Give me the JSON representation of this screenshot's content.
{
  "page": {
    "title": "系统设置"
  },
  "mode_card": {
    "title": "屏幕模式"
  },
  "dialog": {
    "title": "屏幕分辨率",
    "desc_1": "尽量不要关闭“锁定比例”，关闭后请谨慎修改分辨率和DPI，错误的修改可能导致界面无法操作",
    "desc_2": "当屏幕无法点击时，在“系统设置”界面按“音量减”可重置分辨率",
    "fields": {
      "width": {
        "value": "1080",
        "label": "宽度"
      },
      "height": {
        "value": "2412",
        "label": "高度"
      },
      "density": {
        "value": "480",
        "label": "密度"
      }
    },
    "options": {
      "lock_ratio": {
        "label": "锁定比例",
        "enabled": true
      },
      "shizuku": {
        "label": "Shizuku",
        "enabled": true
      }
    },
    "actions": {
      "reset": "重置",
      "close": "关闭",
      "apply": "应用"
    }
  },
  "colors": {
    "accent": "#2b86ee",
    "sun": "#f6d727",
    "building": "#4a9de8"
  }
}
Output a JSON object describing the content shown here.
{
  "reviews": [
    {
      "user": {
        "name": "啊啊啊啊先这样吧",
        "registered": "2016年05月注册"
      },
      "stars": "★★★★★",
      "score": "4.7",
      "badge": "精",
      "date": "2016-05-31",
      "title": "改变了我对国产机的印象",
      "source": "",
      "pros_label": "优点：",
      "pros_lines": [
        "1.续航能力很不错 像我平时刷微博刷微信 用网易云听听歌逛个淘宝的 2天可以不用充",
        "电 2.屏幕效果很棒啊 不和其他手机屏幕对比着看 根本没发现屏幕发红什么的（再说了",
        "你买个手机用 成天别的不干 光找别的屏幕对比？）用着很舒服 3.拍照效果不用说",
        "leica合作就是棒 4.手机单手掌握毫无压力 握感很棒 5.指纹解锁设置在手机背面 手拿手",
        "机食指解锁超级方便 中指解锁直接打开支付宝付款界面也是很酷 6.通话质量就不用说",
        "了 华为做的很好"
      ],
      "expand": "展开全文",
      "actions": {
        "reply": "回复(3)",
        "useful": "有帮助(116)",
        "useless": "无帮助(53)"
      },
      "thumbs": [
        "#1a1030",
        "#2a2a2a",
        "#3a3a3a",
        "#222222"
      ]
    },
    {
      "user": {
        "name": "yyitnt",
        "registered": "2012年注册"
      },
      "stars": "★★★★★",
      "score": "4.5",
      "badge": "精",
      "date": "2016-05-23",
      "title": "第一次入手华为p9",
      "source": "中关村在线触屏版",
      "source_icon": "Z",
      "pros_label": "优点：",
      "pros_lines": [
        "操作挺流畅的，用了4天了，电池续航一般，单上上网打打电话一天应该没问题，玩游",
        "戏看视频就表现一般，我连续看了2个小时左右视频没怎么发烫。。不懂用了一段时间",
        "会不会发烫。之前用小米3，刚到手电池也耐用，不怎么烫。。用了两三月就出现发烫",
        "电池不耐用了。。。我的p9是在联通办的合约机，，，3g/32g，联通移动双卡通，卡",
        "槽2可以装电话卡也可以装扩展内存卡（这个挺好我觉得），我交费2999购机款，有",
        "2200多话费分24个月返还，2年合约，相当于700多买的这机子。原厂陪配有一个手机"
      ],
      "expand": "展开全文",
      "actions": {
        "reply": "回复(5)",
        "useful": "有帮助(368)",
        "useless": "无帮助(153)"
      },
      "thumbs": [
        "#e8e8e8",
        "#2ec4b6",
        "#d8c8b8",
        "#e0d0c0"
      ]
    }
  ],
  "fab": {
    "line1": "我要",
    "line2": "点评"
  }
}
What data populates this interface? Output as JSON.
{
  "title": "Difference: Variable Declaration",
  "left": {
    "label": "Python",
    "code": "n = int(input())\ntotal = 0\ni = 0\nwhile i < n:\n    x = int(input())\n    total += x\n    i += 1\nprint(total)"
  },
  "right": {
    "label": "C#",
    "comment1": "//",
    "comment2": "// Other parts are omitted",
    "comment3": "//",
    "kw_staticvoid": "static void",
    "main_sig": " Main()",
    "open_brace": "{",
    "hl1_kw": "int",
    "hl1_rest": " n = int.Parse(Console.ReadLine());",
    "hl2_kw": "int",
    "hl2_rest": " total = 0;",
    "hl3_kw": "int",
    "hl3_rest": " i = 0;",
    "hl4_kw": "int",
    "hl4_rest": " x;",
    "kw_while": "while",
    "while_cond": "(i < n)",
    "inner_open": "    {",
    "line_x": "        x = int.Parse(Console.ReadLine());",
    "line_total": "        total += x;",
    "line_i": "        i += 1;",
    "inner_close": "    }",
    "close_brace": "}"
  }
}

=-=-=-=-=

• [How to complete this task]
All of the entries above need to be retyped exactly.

• [Answer area]
Give me the JSON representation of this screenshot's content.
{
  "page": {
    "title": "系统设置"
  },
  "mode_card": {
    "title": "屏幕模式"
  },
  "dialog": {
    "title": "屏幕分辨率",
    "desc_1": "尽量不要关闭“锁定比例”，关闭后请谨慎修改分辨率和DPI，错误的修改可能导致界面无法操作",
    "desc_2": "当屏幕无法点击时，在“系统设置”界面按“音量减”可重置分辨率",
    "fields": {
      "width": {
        "value": "1080",
        "label": "宽度"
      },
      "height": {
        "value": "2412",
        "label": "高度"
      },
      "density": {
        "value": "480",
        "label": "密度"
      }
    },
    "options": {
      "lock_ratio": {
        "label": "锁定比例",
        "enabled": true
      },
      "shizuku": {
        "label": "Shizuku",
        "enabled": true
      }
    },
    "actions": {
      "reset": "重置",
      "close": "关闭",
      "apply": "应用"
    }
  },
  "colors": {
    "accent": "#2b86ee",
    "sun": "#f6d727",
    "building": "#4a9de8"
  }
}
Output a JSON object describing the content shown here.
{
  "reviews": [
    {
      "user": {
        "name": "啊啊啊啊先这样吧",
        "registered": "2016年05月注册"
      },
      "stars": "★★★★★",
      "score": "4.7",
      "badge": "精",
      "date": "2016-05-31",
      "title": "改变了我对国产机的印象",
      "source": "",
      "pros_label": "优点：",
      "pros_lines": [
        "1.续航能力很不错 像我平时刷微博刷微信 用网易云听听歌逛个淘宝的 2天可以不用充",
        "电 2.屏幕效果很棒啊 不和其他手机屏幕对比着看 根本没发现屏幕发红什么的（再说了",
        "你买个手机用 成天别的不干 光找别的屏幕对比？）用着很舒服 3.拍照效果不用说",
        "leica合作就是棒 4.手机单手掌握毫无压力 握感很棒 5.指纹解锁设置在手机背面 手拿手",
        "机食指解锁超级方便 中指解锁直接打开支付宝付款界面也是很酷 6.通话质量就不用说",
        "了 华为做的很好"
      ],
      "expand": "展开全文",
      "actions": {
        "reply": "回复(3)",
        "useful": "有帮助(116)",
        "useless": "无帮助(53)"
      },
      "thumbs": [
        "#1a1030",
        "#2a2a2a",
        "#3a3a3a",
        "#222222"
      ]
    },
    {
      "user": {
        "name": "yyitnt",
        "registered": "2012年注册"
      },
      "stars": "★★★★★",
      "score": "4.5",
      "badge": "精",
      "date": "2016-05-23",
      "title": "第一次入手华为p9",
      "source": "中关村在线触屏版",
      "source_icon": "Z",
      "pros_label": "优点：",
      "pros_lines": [
        "操作挺流畅的，用了4天了，电池续航一般，单上上网打打电话一天应该没问题，玩游",
        "戏看视频就表现一般，我连续看了2个小时左右视频没怎么发烫。。不懂用了一段时间",
        "会不会发烫。之前用小米3，刚到手电池也耐用，不怎么烫。。用了两三月就出现发烫",
        "电池不耐用了。。。我的p9是在联通办的合约机，，，3g/32g，联通移动双卡通，卡",
        "槽2可以装电话卡也可以装扩展内存卡（这个挺好我觉得），我交费2999购机款，有",
        "2200多话费分24个月返还，2年合约，相当于700多买的这机子。原厂陪配有一个手机"
      ],
      "expand": "展开全文",
      "actions": {
        "reply": "回复(5)",
        "useful": "有帮助(368)",
        "useless": "无帮助(153)"
      },
      "thumbs": [
        "#e8e8e8",
        "#2ec4b6",
        "#d8c8b8",
        "#e0d0c0"
      ]
    }
  ],
  "fab": {
    "line1": "我要",
    "line2": "点评"
  }
}
What data populates this interface? Output as JSON.
{
  "title": "Difference: Variable Declaration",
  "left": {
    "label": "Python",
    "code": "n = int(input())\ntotal = 0\ni = 0\nwhile i < n:\n    x = int(input())\n    total += x\n    i += 1\nprint(total)"
  },
  "right": {
    "label": "C#",
    "comment1": "//",
    "comment2": "// Other parts are omitted",
    "comment3": "//",
    "kw_staticvoid": "static void",
    "main_sig": " Main()",
    "open_brace": "{",
    "hl1_kw": "int",
    "hl1_rest": " n = int.Parse(Console.ReadLine());",
    "hl2_kw": "int",
    "hl2_rest": " total = 0;",
    "hl3_kw": "int",
    "hl3_rest": " i = 0;",
    "hl4_kw": "int",
    "hl4_rest": " x;",
    "kw_while": "while",
    "while_cond": "(i < n)",
    "inner_open": "    {",
    "line_x": "        x = int.Parse(Console.ReadLine());",
    "line_total": "        total += x;",
    "line_i": "        i += 1;",
    "inner_close": "    }",
    "close_brace": "}"
  }
}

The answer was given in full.